We can clarify this distinction between these two aspects by looking at how the word love is used in everyday parlance. I fell in love with my wife because there was something about her which attracted me. Such attraction involved physical sensations. When calling her on the telephone to confirm our first date, I felt a mixture of excitement and desire. The sound of her voice set my heart beating a little faster. There was, and still is, a thrill to being in love with her which involves an attraction that has a physical aspect to it. This is love as a passion.
But love is also a virtue. For I am to love my wife not simply when I find her attractive but even when I do not find her to be so. In fact, perhaps it is especially when I do not find her to be attractive that my love as virtue is to be most clearly demonstrated. Thus, the woman caring for her beloved husband who is in the final stages of Alzheimer’s disease or cancer may not feel much positive passion towards him but her actions exhibit love of a depth rarely seen elsewhere. Her behavior is rooted in love as a principle of action. That is what love as virtue means. Indeed, this is surely at the heart of Paul’s understanding of marriage when he comments that husbands should love their wives as Christ loves the Church. After all, Christ gave himself for her in self-sacrifice when she was far from attractive. It was not passion which drove Christ’s passion, but virtue.

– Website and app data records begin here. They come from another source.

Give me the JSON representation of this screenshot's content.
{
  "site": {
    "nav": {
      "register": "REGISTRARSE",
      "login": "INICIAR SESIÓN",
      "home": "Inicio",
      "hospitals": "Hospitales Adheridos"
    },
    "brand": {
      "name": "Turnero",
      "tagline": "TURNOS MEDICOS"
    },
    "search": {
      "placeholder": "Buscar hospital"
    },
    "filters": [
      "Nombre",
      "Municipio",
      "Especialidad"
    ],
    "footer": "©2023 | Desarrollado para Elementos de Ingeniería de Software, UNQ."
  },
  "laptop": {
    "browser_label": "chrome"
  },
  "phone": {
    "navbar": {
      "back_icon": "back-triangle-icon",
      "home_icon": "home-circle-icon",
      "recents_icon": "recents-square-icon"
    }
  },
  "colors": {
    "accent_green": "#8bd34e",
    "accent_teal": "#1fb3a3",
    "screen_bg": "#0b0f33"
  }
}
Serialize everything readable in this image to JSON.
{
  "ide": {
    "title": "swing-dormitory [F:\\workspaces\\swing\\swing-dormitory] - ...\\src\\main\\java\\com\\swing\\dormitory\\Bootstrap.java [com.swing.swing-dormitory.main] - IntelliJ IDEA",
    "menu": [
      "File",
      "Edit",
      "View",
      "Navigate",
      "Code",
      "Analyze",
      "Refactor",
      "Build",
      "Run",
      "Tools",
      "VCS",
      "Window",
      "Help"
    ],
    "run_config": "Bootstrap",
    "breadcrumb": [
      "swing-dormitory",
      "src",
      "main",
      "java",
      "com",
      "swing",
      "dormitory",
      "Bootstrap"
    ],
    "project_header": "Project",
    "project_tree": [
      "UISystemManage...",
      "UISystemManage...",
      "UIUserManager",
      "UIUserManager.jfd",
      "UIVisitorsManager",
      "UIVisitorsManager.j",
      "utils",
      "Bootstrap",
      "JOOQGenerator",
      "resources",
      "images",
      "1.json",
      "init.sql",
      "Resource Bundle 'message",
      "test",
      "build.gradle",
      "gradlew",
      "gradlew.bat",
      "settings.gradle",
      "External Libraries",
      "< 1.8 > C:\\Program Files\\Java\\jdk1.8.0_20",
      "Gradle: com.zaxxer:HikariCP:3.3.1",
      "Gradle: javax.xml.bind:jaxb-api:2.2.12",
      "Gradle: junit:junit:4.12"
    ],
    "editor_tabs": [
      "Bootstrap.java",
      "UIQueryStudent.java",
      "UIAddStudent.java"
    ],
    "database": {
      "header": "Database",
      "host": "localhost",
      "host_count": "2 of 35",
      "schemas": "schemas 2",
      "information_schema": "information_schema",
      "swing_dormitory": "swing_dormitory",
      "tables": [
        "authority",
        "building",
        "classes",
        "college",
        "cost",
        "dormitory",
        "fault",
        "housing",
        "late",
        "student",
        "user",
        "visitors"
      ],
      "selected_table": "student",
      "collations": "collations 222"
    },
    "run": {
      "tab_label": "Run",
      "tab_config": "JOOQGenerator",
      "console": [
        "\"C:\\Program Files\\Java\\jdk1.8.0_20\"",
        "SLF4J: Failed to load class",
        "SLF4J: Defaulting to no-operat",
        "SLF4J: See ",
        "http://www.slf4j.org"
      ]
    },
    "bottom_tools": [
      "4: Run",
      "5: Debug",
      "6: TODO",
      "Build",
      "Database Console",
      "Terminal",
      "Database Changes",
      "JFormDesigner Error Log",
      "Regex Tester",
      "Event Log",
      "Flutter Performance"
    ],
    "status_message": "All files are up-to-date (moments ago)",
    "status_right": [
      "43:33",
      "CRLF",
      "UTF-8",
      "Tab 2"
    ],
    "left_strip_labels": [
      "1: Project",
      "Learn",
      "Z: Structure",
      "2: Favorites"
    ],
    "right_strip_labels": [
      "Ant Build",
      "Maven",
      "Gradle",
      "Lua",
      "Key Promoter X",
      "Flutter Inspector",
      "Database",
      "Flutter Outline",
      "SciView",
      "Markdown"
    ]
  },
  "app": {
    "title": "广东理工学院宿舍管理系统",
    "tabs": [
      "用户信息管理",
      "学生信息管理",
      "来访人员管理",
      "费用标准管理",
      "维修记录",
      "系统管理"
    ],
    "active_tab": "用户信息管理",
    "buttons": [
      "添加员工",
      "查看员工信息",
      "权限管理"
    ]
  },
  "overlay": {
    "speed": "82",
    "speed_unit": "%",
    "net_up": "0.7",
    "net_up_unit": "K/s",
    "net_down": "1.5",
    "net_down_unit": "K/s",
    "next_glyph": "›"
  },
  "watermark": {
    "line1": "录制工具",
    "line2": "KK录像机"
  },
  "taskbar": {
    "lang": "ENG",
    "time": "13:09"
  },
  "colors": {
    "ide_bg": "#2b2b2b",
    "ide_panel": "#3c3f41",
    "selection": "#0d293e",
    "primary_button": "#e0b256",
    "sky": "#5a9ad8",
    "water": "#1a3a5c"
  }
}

Turning now to the modern world, we can see that the concept of love which is extolled as a virtue is in reality almost exclusively that of love as passion. Every time soap operas and sitcoms present love as constituted by physical sex (do they ever do anything else?), love as virtue is reduced to love as passion. Every time daytime talk show hosts make some declaration about morality based upon what they feel in their heart, then passion, not virtue, becomes the criterion of what is good and true. And every time an academic denies that there is an objective telosto human nature, passion masquerades as virtue and ethics is turned into aesthetics.
What we have done is, as Dr. Trueman says, effectively removed all virtuous love and replaced it with personal aggrandizement, or selfishness. Euthanasia and abortion are nothing more than the absence of love as a virtue, when we care for someone because of obligation to Christian self-sacrifice. If your spouse is no longer attractive, divorce them and seek self fulfillment. Spouse not exciting enough? Try porn or Ashley Madison. Want that perfect child? Go to a sperm bank and select the donor. Like blue eyes? We can make that happen. Change your mind… no problem, abortion is legal up to 34 weeks in Colorado. A homosexual couple can live together in flawless love (virtue) but that isn’t sufficient. Not only must the legal right exist to the accompanying gymnastics and swapping of bodily fluid but the purposeless coupling has to be legally recognized and everyone has to honor it by baking cakes or sending flowers or whatever.
We have effectively succeeded in killing love and replacing it with a lethal brew of selfishness and animal-like rutting. Small wonder we are in the mess we are in.